Below are the records. How many of their lines contain "Rule"? Give only the number.

(Listed records Opens)

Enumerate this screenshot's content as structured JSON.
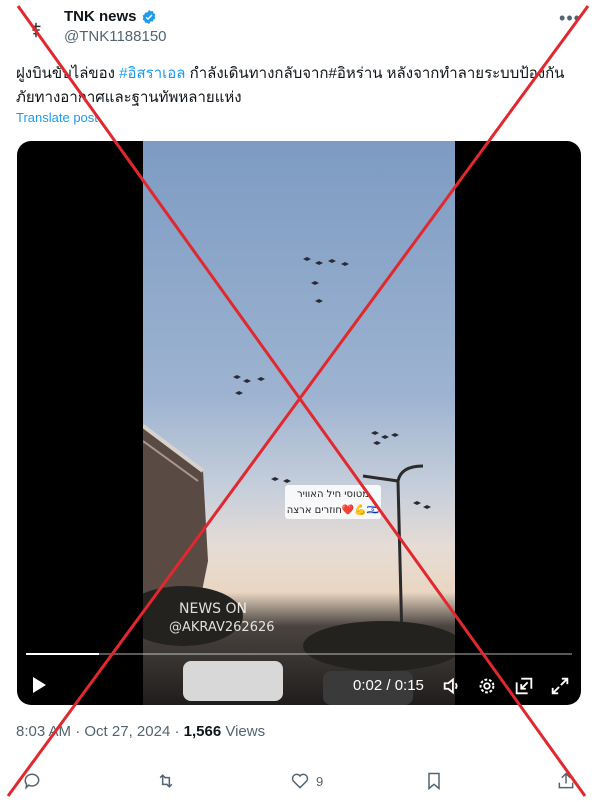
{
  "author": {
    "display_name": "TNK news",
    "handle": "@TNK1188150"
  },
  "tweet": {
    "text_part1": "ฝูงบินขับไล่ของ ",
    "hashtag1": "#อิสราเอล",
    "text_part2": " กำลังเดินทางกลับจาก#อิหร่าน หลังจากทำลายระบบป้องกันภัยทางอากาศและฐานทัพหลายแห่ง",
    "translate_label": "Translate post"
  },
  "video": {
    "caption_line1": "מטוסי חיל האוויר",
    "caption_line2": "חוזרים ארצה❤️💪🇮🇱",
    "watermark_line1": "NEWS ON",
    "watermark_line2": "@AKRAV262626",
    "time_display": "0:02 / 0:15",
    "progress": 0.133
  },
  "meta": {
    "time": "8:03 AM",
    "date": "Oct 27, 2024",
    "views_count": "1,566",
    "views_label": "Views"
  },
  "actions": {
    "like_count": "9"
  },
  "colors": {
    "accent": "#1d9bf0",
    "muted": "#536471",
    "overlay_cross": "#e0282e"
  }
}
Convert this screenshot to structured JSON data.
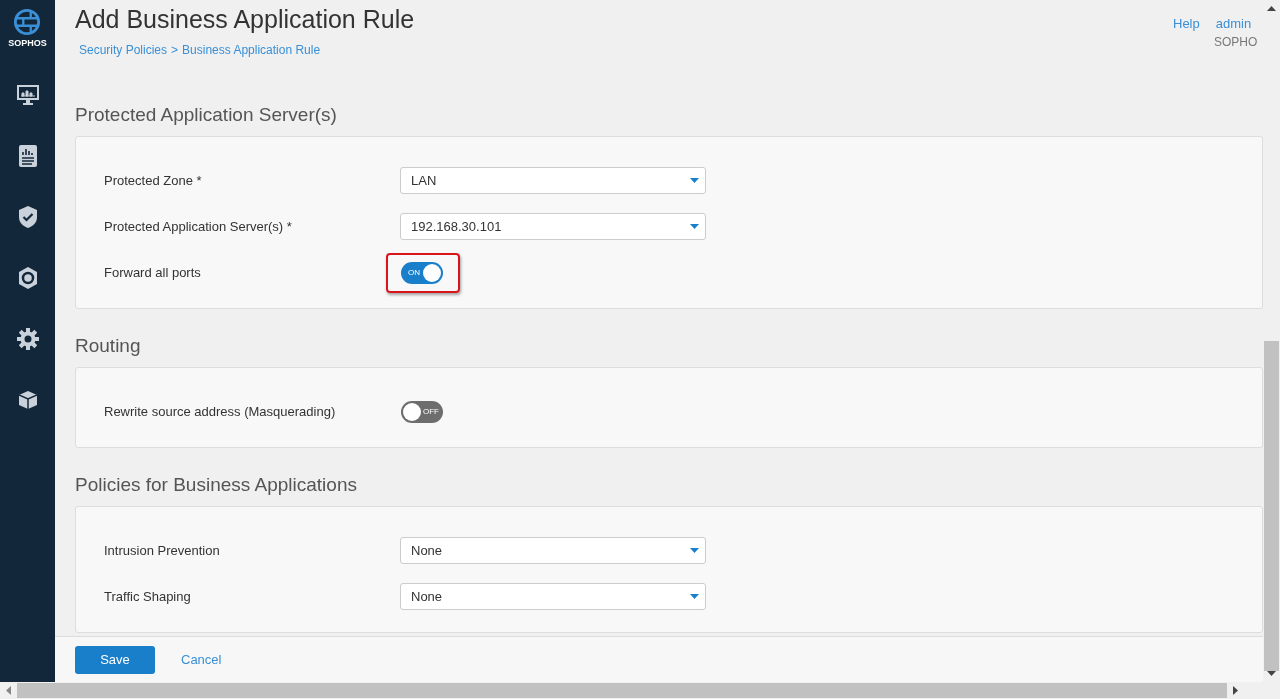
{
  "sidebar": {
    "logo_text": "SOPHOS",
    "items": [
      {
        "kind": "monitor"
      },
      {
        "kind": "report"
      },
      {
        "kind": "shield"
      },
      {
        "kind": "protect"
      },
      {
        "kind": "gear"
      },
      {
        "kind": "box"
      }
    ]
  },
  "header": {
    "title": "Add Business Application Rule",
    "breadcrumb": [
      "Security Policies",
      "Business Application Rule"
    ],
    "separator": ">",
    "help": "Help",
    "user": "admin",
    "appliance": "SOPHO"
  },
  "sections": [
    {
      "title": "Protected Application Server(s)",
      "rows": [
        {
          "kind": "select",
          "label": "Protected Zone *",
          "value": "LAN"
        },
        {
          "kind": "select",
          "label": "Protected Application Server(s) *",
          "value": "192.168.30.101"
        },
        {
          "kind": "toggle",
          "label": "Forward all ports",
          "on": true,
          "on_text": "ON",
          "highlighted": true
        }
      ]
    },
    {
      "title": "Routing",
      "rows": [
        {
          "kind": "toggle",
          "label": "Rewrite source address (Masquerading)",
          "on": false,
          "off_text": "OFF",
          "highlighted": false
        }
      ]
    },
    {
      "title": "Policies for Business Applications",
      "rows": [
        {
          "kind": "select",
          "label": "Intrusion Prevention",
          "value": "None"
        },
        {
          "kind": "select",
          "label": "Traffic Shaping",
          "value": "None"
        }
      ]
    }
  ],
  "footer": {
    "save": "Save",
    "cancel": "Cancel"
  }
}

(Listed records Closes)

→ **Problem solution**: 2